Fri. Jul 1st, 2022
Priorities of the French Presidency

The French presidency presented its priorities for economic and financial affairs for the first half of 2022.

Europe has managed to bounce back from the worst economic crisis since 1929. We took the right action at the right time. However, the crisis showed us that it is necessary to build a new economic model, based on strategic autonomy. What kind of Europe do we want to build? We want an independent Europe that is capable of defending its values, promoting investment in innovation and key technologies, and protecting the environment. We want to build a new model based on sustainable growth.

Bruno Le Maire, French Minister for Economic Affairs, Finance and Recovery

The Council gave political guidance on new taxation rules for big multinational companies

 

Corporate taxation

Ministers held a policy debate on the proposed Council directive on ensuring a global minimum level of taxation for multinational groups in the Union. This comes after the Commission tabled its proposal for a directive at the end of December. The French Presidency therefore took the earliest opportunity to take work forward at Council level.

In their interventions, ministers confirmed the priority nature of this file and the need to urgently transpose the agreed rules of international corporate taxation as soon as possible.

The aim of the directive is to transpose the global OECD/G20 Inclusive Framework (IF) on base erosion and profit shifting (BEPS) on a two-pillar reform of the rules on international corporate taxation into EU law. This international agreement, which brings together 137 countries and jurisdictions, constitutes a major milestone towards an effective and fair system of profit taxation. The directive concerns the so-called ‘Pillar Two’ of the reform, which precedes ‘Pillar One’, on which technical work is still ongoing in the OECD BEPS IF.

The agreement of 8 October 2021 is a success for the international community and, above all, a European success. It will provide fairness, efficiency and stability for our businesses and citizens. I am very pleased to conclude from today’s discussion that we all share the desire to make swift progress.
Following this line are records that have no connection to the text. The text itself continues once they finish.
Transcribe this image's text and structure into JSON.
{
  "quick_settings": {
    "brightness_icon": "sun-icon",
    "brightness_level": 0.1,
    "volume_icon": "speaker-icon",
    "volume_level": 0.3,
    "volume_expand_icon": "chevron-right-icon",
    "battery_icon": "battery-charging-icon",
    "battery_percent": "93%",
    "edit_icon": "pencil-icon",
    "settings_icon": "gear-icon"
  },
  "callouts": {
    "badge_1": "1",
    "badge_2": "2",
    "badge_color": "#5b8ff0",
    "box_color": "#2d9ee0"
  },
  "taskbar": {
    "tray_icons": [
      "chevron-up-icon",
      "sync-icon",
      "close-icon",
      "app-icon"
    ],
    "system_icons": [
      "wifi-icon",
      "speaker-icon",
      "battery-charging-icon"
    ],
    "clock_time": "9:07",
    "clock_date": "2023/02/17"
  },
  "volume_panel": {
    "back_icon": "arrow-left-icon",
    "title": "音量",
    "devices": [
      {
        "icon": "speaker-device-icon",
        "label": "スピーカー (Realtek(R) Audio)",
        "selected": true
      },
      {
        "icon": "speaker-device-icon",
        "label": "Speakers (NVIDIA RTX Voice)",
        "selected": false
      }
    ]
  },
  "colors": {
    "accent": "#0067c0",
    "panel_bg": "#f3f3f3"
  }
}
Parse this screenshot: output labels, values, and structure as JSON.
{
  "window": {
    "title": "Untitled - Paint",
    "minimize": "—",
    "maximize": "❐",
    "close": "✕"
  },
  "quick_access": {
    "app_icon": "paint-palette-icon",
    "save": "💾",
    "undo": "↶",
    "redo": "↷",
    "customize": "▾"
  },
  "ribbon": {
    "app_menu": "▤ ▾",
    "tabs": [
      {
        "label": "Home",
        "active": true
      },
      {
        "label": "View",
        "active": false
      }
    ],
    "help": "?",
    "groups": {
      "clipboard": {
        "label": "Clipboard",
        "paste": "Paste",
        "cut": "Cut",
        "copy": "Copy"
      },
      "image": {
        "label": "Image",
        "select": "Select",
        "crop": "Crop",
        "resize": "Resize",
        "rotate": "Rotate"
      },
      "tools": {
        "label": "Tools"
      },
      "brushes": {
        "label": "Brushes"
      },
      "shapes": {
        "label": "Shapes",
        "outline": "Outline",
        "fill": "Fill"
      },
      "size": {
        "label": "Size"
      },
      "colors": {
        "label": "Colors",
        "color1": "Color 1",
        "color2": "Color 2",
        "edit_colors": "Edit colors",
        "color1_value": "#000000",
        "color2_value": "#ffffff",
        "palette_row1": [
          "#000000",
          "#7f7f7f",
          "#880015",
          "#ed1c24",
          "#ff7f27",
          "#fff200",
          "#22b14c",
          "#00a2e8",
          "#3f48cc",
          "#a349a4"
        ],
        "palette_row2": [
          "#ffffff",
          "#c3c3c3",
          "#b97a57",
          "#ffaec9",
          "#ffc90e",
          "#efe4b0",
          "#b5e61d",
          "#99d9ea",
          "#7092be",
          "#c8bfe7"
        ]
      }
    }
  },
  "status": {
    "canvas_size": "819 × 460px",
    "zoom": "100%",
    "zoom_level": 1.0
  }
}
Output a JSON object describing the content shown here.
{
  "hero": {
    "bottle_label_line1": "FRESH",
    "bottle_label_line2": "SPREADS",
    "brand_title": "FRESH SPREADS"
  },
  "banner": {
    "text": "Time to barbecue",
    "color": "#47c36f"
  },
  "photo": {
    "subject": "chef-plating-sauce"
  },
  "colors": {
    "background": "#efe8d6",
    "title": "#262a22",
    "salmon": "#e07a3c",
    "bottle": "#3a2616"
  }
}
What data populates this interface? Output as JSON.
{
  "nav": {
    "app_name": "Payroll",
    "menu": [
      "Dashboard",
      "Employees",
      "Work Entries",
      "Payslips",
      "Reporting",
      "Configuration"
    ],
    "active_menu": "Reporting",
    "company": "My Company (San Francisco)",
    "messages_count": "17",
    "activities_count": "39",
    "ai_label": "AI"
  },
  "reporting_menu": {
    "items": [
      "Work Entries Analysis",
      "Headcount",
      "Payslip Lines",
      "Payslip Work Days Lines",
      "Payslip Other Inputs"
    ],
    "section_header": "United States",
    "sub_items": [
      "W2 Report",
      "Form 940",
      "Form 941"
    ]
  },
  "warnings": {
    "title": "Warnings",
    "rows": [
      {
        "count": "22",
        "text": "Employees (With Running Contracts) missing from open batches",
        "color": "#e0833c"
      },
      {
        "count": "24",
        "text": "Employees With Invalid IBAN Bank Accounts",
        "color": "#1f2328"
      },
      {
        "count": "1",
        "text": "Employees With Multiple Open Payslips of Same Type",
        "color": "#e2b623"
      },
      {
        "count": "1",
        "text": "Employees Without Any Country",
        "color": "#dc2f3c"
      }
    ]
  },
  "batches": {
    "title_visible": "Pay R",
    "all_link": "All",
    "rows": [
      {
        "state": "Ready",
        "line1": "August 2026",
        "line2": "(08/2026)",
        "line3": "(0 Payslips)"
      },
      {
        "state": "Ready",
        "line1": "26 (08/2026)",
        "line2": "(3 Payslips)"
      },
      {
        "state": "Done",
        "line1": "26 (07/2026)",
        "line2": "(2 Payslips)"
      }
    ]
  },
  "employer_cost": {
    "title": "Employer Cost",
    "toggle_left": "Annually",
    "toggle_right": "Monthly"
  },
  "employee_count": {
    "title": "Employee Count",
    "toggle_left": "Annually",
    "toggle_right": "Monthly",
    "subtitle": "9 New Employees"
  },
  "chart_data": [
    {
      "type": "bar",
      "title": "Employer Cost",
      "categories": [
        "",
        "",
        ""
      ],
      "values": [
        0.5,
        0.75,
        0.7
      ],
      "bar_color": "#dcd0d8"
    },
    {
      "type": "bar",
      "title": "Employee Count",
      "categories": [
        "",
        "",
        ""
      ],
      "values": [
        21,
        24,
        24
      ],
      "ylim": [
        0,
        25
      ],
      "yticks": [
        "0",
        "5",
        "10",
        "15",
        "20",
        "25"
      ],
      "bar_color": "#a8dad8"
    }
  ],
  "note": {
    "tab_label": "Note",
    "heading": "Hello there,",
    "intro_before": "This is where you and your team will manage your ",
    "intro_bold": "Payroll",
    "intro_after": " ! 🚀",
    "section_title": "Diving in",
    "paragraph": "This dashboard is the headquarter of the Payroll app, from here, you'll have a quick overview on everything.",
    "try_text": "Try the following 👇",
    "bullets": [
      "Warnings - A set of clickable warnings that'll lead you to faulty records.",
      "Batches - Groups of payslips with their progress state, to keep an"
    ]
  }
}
The EU is at the forefront of this historic reform and that is good news.

Bruno Le Maire, French Minister for Economic Affairs, Finance and Recovery

Infographic – Recovery fund: the EU delivers

See full infographic

 

Economic recovery

Economy and finance ministers discussed the state of play regarding the implementation of the Recovery and Resilience Facility (RRF).

At this stage, Commission assessments of Recovery and Resilience Plans (RRPs) for five member states are still pending. One of these five member states still needs to submit its RRP. The Council has acted swiftly on the Commission proposals and adopted Council implementing decisions approving assessments of 22 plans within the tight timeframe set in the regulation. The Commission is in discussions with Bulgaria, Hungary, Poland and Sweden on the assessment of their RRPs.

So far, 18 member states have received pre-financing (13% of the amounts requested) for a total of €54.2 billion. To fund the plans, the Commission has already borrowed €71 billion through long-term instruments and €28 billion through short-term instruments on the financial markets.

The RRF is a temporary recovery instrument that allows the Commission to issue debt on behalf of the Union to help Member States implement reforms and investments. It makes €723.8 billion (in current prices) available in loans (€385.8 billion) and grants (€338 billion).

In their interventions, many ministers stressed the importance of a swift disbursement to the member states. The Council expects the bulk of the implementation of the RRF to take place in 2022.

Europe is stronger today than it was before the crisis. We have shown the world our unity and solidarity with a historic agreement on a recovery package of €750 billion. We now have 22 recovery and resilience plans approved and 18 of these member states have received pre-financing for a total of €54.2 billion. This is good news. We have to keep this political momentum and continue investing in our future.

Bruno Le Maire, French Minister for Economic Affairs, Finance and Recovery

 

European Semester 2022

The Council initiated the annual ‘European Semester’ process for the monitoring of the member states’ economic, employment and fiscal policies. It adopted conclusions on the 2022 alert mechanism report, as well as conclusions on the 2022 annual sustainable growth survey. It approved the 2022 recommendation on the economic policy of the euro area (EAR). The EAR will be submitted for endorsement to the European Council in March 2022 before it can be adopted by the Council at one of its upcoming Ecofin meetings.

 

G20 EU Terms of Reference

Ministers gave guidance for further work on the G20 EU Terms of Reference, thereby advancing preparations for the meeting of G20 finance ministers and central bank governors scheduled for 17 and 18 February 2022 in Indonesia.

 

Any other business

Under any other business, the Presidency updated ministers on legislative proposals in the field of financial services. The German delegation updated ministers on the priorities of the G7 Presidency. Ministers were also updated on the latest EIB investment report.

Meeting information
  • Meeting n°3843
  • Brussels
  • 18 January 2022
  • 10:00
Preparatory documents
Outcome documents